While there were no doubt many things I could have done differently, I found that I still needed to show myself compassion. Hence, I called upon another good old buddy, Epictetus: "It is the action of the uninstructed person to reproach others for his own misfortunes; of one entering upon instruction, to reproach himself; and one perfectly instructed, to reproach neither others nor himself." (8)
What Changes Have I Made?
Actually I didn't totally take that last bit of advice to heart. On one level I felt that everything I had done earlier had been somehow invalidated. Consequently I made a number of changes, and I might add that a number of changes have made me.
After spending a month with my parents and having long visits, I acquired a special appreciation for companionship. Ultimately, I ended up moving from Denver to Boulder to live with a woman I have known for almost four years named Kathleen and her daughter Amanda. Needless to say, sharing space with other people can carry a cost, but the value of companionship is not to be underrated either.
Now walking is not just something to do in the name of trying to be healthy. My body has become like a dog who demands to be taken out. Ironically, even though I am still in chemotherapy treatments, in some ways I feel better than I did ten years ago.
I take multi-vitamins more regularly, and digestion permitting, I eat more fresh fruits and veggies.
Ah, if I knew that, I would be a world famous psychic. On the other hand, my mortality is more real to me and I feel an extra zest and appreciation for each day.
I'm happy to report that I am optimistic in making Leuk a memory, but since May of last year I have seen plenty of evidence to indicate that leukemia is not the only way available to die.
September 11th was an extreme case in point I was driving from Boulder to Denver for a radiation therapy appointment. Soon after I turned on the news on National Public Radio the announcer said that an airplane had crashed into the World Trade Center. At first it struck me as if I were hearing a new variation on the War of the Worlds radio program that made such an impact long decades ago. It took time before I could believe it was really happening.

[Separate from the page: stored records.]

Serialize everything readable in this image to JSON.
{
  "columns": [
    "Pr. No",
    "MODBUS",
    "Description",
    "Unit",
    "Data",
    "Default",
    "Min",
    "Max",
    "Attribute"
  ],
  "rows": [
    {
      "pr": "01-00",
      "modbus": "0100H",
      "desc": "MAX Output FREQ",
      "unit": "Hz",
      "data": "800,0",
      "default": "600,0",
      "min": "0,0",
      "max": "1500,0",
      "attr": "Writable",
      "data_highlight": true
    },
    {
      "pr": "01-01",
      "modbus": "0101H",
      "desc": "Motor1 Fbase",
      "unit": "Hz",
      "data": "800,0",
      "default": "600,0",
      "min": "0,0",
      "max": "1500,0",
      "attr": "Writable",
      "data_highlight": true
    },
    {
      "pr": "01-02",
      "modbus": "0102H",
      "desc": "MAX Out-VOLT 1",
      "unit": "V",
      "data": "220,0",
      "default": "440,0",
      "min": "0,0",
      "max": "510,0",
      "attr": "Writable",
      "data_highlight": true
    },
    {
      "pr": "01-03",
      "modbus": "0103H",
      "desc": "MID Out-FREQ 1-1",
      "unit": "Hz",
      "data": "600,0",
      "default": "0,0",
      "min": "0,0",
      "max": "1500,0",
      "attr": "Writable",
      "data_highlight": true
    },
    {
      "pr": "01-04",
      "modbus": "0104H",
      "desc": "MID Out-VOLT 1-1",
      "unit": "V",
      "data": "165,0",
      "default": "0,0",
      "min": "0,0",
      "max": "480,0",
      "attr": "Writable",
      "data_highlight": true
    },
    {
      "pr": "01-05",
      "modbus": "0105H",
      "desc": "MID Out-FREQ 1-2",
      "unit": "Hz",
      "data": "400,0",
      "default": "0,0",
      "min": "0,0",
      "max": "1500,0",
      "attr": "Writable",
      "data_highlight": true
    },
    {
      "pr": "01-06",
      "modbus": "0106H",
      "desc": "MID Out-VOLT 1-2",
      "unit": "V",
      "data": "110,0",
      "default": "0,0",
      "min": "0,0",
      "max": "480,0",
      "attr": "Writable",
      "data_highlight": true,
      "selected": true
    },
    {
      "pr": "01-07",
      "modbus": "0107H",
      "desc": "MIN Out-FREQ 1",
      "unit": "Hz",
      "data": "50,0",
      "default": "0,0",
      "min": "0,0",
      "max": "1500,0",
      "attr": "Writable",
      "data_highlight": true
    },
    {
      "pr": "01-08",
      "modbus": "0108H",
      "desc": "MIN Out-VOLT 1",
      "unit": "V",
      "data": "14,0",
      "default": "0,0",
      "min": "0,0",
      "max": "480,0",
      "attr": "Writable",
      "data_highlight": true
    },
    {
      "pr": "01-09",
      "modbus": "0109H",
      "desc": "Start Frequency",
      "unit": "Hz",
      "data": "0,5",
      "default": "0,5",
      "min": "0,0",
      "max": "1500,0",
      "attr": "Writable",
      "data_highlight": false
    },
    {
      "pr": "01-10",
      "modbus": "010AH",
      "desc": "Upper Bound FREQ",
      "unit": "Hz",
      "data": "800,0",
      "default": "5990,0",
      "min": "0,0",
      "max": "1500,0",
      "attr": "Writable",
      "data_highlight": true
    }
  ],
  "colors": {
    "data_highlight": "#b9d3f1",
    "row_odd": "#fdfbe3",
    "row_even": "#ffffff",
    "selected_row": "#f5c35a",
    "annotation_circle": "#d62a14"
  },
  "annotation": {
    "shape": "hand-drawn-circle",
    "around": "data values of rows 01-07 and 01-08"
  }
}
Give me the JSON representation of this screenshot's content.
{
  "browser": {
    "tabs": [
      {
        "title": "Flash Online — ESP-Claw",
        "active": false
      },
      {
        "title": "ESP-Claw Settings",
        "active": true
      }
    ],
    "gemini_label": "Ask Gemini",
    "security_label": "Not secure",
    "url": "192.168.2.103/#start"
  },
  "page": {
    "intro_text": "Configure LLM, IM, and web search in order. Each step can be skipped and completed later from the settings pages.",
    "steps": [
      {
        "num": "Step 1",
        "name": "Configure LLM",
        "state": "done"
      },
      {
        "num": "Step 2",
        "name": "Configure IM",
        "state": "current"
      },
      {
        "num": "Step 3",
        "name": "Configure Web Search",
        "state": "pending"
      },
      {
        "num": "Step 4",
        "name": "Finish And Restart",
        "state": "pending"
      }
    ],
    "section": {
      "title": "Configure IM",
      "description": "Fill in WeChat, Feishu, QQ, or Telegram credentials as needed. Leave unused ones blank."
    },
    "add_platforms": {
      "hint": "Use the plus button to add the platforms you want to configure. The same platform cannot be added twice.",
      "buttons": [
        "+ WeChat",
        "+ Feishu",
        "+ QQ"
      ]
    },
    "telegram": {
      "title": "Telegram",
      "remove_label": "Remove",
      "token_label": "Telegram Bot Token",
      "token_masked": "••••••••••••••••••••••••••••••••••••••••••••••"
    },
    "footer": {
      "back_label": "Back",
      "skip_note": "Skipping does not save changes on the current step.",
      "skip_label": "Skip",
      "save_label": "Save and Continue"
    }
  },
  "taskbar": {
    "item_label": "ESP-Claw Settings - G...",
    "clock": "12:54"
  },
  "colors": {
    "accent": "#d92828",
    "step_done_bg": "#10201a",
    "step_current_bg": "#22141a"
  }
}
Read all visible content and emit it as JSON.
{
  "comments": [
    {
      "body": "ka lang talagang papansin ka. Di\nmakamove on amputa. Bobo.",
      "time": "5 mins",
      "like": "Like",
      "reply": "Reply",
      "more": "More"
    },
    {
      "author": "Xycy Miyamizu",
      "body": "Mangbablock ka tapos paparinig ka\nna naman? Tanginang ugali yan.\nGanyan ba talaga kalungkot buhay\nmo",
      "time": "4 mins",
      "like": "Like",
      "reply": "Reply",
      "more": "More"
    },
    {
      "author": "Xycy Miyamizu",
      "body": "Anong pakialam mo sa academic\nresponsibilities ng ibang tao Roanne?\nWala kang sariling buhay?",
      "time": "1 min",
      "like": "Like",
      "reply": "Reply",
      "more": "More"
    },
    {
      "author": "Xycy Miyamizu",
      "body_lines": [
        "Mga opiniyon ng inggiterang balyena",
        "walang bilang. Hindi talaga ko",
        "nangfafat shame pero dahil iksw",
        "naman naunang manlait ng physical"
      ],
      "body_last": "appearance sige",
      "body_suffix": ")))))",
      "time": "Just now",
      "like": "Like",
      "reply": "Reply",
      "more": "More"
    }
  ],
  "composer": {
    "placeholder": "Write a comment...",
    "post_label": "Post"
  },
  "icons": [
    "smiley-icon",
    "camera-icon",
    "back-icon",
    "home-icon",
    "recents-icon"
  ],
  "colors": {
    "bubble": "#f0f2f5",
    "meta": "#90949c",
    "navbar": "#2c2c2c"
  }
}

Mortality and World Peace
As we are all terminal in any case, I think it is appropriate to suggest that the main lesson is compassion. Other survivors I have talked to have said the same thing.
It is easy to get caught up in our own personal concerns as if we are stuck with them forever. However, awareness of the inevitability of our own death as well as the death of everyone around us, can free us not have to practice skullduggery in a desperate pursuit of every temporary advantage.
He who dies with the most toys -- still dies.
Medical science has done an admirable job patching up our badly abused organs so we might live another day. Maybe the next step is to design a new organ we would be born with that would force to stay aware of the temporary nature of our existence so we don't cause so much mayhem when we are feeling well?
1. Dr. Irving Oyle, The New American Medicine Show (Santa
Cruz, CA: Unity Press, 1979). p. 151.
2. Sufi Order, The Complete Sayings of Hazrat Inayat Khan (New Lebanon: Sufi Order Publications, 1978), p. 196.
3. Dr. Wayne W. Dyer, Your Erroneous Zones (New York: Avon Books, 1976), p. 17.
4. Jonathan Swift quoted in: Wayne Dyer, Pulling Your Own Strings (New York : T.Y. Crowell Co., 1978.), p. 58.
5. Sufi Order, The Complete Sayings of Hazrat Inayat Khan (New Lebanon, NY: Sufi Order Publications, 1978), p. 17.
6. Dr. Cheryl Townsley, N.D., Discovering Wholeness (Littleton, CO: LFH Publishing, 2000), p. 120.
7. Stephen M. Koral, "Holistic Dentistry," Chapter 18 in Mary Anne Bright, RN, CS, EdD, Holistic Health and Healing (Philadelphia, PA: F.A. Davis Company, 2002), p. 251.
8. Epictetus, Translated by Thomas W. Higgonson, The Encridion (Indianapolis, IN: The Bobbs-Merrill Company, Inc., 1955), p. 19.